The resulting Nginx image is fairly tiny, this particular one is around 133MB. This also has the nice side effect of being completely static, nothing to hack, no dynamic languages. A nice side effect of tiny images is a tiny attack surface. This will also make your security people happy.
Select the best base image
A rookie docker mistake is to start from a fairly generic base image, and then customise it to the nth degree. There are vast libraries of images out there already that you can elect to start from to give yourself a head start.
Using another organisation's images does come with certain points to ponder:
- Who maintains the images?
- How fast do they release new versions when a security issue is identified?
- Do you trust them?
- Is the code open source?
At amazee.io, the Lagoon team looks after a suite of upstream docker images in the uselagoon namespace. These images in turn (for the most part) inherit from specialised builds of Alpine Linux. e.g. this is a line from the PHP 8.0 FPM dockerfile:
By selecting the best starting point for your images, will mean less code you need to maintain, less layers in your dockerfiles, and faster builds.
Most applications also function perfectly well on Alpine Linux (a lightweight Linux distribution) to which can run on a 8MB image. If you have not checked this out, do it, your dockerhost thanks you in advance.
If you are using Rust or Go, you should consider using
scratch (blog post on this topic) or
distroless static (blog post on this topic) as your base image (which are extremely basic and lightweight images).
Distroless static is the same as
scratch but with a few niceties such as CA certificates installed, a functioning
/tmp directory etc. All of this for 1 additional MB, sounds pretty good.
2. Docker Layer Caching (DLC)
During a build, docker steps through each line one at a time. As each line is read, docker attempts to match this against it's cache to see if the step can be re-used from cache.
Making effective use of layer caching can speed up your build times a lot. It is important to note that only certain commands create layers, namely
Ordering layers to increase cache hits
The order in which you create layers matters. In general, you want to have the most static things at the beginning of the docker file (e.g. environment variables) and more volatile things towards the end (e.g. code changes by a developer).
As soon as you have a cache miss on a layer, then all subsequent layers will need to be rebuilt.
This is especially useful for
COPY commands. You want to structure the dockerfile such that the files that are most frequently changes are copied in as late as possible.
Inlining commands to reduce layers
Rather that create a layer for each similar command, you can chain lines with a backslash
\ to ensure only a single layer is created.
RUN apk --no-cache add \ bash \ bind-tools \ ca-certificates \ curl \ git \ unzip
A pro tip is to ensure only 1 package per line, and keep them in alphabetical order. This helps to ensure the next PR to update the list is a tiny bit easier.
Breaking layer cache
You will run into situations where Operating System packages, NPM packages or a Git repo are updated to newer versions but as your Dockerfile or

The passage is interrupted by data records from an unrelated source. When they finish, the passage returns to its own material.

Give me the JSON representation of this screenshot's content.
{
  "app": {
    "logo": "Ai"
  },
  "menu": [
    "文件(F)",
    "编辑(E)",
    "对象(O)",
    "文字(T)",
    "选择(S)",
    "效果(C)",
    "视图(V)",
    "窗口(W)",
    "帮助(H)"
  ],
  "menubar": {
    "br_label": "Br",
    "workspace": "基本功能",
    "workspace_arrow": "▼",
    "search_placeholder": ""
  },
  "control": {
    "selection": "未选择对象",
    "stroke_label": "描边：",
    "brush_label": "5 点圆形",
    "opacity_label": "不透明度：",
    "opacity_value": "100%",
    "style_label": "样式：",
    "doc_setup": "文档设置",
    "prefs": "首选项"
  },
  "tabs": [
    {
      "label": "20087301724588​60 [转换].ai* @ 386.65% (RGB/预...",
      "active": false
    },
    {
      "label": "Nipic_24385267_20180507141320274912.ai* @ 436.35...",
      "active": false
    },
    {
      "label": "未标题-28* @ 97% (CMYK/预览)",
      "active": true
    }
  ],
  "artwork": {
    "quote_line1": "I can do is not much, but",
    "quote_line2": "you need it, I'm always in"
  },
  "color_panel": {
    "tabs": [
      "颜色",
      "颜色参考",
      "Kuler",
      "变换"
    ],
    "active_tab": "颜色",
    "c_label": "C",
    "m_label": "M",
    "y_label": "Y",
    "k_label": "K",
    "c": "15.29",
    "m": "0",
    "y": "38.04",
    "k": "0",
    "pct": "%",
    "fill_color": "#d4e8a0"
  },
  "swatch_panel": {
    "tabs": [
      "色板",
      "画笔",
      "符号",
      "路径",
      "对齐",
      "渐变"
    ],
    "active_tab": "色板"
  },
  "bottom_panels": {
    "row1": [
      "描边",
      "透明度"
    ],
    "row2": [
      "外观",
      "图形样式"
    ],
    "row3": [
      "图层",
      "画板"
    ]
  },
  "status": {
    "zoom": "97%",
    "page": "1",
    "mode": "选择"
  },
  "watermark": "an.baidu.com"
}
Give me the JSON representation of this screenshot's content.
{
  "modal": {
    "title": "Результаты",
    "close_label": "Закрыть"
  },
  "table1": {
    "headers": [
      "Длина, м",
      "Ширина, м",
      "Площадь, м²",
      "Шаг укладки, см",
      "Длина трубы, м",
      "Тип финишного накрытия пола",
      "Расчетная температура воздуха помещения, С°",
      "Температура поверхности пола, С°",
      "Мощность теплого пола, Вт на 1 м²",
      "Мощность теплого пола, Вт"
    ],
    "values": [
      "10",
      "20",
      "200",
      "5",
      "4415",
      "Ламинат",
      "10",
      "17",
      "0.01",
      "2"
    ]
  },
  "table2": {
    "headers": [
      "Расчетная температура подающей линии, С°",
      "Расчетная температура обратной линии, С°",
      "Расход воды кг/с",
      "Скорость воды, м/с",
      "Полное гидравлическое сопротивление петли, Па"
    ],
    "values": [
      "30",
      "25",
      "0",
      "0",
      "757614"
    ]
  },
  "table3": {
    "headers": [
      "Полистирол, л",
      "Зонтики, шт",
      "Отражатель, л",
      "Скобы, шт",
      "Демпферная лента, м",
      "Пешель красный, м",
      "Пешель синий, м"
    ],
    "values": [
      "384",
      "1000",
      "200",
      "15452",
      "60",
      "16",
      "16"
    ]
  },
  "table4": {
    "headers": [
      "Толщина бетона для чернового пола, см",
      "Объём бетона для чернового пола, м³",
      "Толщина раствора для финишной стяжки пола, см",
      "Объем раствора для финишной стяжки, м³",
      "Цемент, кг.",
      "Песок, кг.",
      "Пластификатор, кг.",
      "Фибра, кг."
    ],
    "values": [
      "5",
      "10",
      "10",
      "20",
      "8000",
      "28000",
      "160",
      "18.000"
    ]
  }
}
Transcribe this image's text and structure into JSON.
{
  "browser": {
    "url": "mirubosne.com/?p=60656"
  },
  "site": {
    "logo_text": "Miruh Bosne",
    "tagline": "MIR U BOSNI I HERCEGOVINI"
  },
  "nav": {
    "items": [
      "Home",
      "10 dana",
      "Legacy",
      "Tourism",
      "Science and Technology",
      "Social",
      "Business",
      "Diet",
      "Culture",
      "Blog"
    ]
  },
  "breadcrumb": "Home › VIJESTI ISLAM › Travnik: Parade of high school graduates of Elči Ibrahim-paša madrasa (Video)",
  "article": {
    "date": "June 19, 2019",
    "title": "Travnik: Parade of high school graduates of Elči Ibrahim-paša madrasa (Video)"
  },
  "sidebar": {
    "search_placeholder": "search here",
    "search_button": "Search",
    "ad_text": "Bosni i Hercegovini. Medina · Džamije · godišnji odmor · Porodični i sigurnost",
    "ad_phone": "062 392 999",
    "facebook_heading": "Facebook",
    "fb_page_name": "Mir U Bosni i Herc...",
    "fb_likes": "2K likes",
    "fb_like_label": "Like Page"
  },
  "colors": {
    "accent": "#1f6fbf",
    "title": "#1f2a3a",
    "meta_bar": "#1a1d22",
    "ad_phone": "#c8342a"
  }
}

package.json hasn't updated, docker will continue using the cache. This may be less than ideal for your particular circumstance.
A quick way to 'bust the cache' is to define the use of a build time variable, and run a simple command to use it. Lagoon injects the SHA of the commit as such a variable, so if you do want to ensure the layer is built fresh, you can quite easily:
Other build systems will likely have a similar way to obtain the SHA of the commit.
This will prevent certain local files and debug logs from being copied onto your Docker image and possibly overwriting files installed within your image during the build.
It also is a good idea to not copy your dockerfiles themselves into the docker image.
My best advice here is to SSH into a running container and inspect the files you have left in there. If you see anything that is not essential to production runtime, then consider not
COPY'ing it, or adding it to
If you have any neat tips or tricks, please let me know!